▼▼▼
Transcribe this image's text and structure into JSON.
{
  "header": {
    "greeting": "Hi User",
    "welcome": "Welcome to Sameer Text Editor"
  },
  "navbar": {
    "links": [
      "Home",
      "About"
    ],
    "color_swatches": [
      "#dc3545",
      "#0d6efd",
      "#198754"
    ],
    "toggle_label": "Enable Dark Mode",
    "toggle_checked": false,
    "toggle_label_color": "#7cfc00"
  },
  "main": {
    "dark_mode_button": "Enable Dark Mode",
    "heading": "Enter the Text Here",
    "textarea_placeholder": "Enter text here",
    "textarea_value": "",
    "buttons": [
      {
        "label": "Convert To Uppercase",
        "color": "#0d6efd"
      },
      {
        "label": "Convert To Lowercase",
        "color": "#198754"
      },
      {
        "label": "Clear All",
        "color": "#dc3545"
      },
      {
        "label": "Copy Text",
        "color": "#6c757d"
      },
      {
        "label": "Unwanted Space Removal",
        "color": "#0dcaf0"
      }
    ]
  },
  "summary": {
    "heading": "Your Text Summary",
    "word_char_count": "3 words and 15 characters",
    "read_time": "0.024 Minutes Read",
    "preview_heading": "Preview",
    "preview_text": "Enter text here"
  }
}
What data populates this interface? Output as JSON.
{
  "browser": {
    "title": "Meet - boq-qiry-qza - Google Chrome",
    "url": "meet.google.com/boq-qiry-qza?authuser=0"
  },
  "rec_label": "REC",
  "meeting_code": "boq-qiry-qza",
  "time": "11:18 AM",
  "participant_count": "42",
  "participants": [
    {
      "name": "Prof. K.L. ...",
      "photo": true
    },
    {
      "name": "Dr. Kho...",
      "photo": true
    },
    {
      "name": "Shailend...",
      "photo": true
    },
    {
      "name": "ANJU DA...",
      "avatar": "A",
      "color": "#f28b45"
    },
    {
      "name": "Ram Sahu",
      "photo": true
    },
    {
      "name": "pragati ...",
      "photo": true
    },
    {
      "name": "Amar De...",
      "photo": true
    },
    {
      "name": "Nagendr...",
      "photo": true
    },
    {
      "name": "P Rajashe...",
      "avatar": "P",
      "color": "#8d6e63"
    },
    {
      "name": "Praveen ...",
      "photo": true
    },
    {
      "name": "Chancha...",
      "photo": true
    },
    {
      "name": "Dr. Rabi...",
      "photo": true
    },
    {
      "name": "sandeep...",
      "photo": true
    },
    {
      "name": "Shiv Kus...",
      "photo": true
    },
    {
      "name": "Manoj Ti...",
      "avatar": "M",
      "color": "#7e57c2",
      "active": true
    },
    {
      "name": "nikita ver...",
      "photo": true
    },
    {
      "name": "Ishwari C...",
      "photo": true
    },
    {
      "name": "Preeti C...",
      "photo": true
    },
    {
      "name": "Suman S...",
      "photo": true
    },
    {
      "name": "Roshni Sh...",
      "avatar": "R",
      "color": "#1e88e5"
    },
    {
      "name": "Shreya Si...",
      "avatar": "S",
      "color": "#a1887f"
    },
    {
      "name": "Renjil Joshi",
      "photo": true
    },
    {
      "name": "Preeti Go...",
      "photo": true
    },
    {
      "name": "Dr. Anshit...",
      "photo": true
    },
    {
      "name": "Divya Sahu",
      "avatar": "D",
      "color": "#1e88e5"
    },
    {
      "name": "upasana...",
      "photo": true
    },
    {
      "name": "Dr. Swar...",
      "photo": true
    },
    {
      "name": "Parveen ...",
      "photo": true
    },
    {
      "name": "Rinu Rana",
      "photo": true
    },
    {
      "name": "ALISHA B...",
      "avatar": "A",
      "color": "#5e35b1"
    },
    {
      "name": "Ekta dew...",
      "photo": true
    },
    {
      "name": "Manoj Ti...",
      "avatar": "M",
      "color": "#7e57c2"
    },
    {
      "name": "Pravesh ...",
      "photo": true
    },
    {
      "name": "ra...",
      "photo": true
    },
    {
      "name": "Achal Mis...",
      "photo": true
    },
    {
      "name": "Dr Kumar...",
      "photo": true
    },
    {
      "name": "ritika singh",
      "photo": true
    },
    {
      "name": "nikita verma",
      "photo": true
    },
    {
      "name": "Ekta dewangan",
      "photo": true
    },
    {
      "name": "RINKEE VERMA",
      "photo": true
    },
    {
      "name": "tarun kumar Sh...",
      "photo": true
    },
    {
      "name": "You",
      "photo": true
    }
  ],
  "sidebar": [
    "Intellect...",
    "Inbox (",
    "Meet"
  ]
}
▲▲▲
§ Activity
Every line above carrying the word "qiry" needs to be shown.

§ Answer for the task
    "title": "Meet - boq-qiry-qza - Google Chrome",
    "url": "meet.google.com/boq-qiry-qza?authuser=0"
  "meeting_code": "boq-qiry-qza",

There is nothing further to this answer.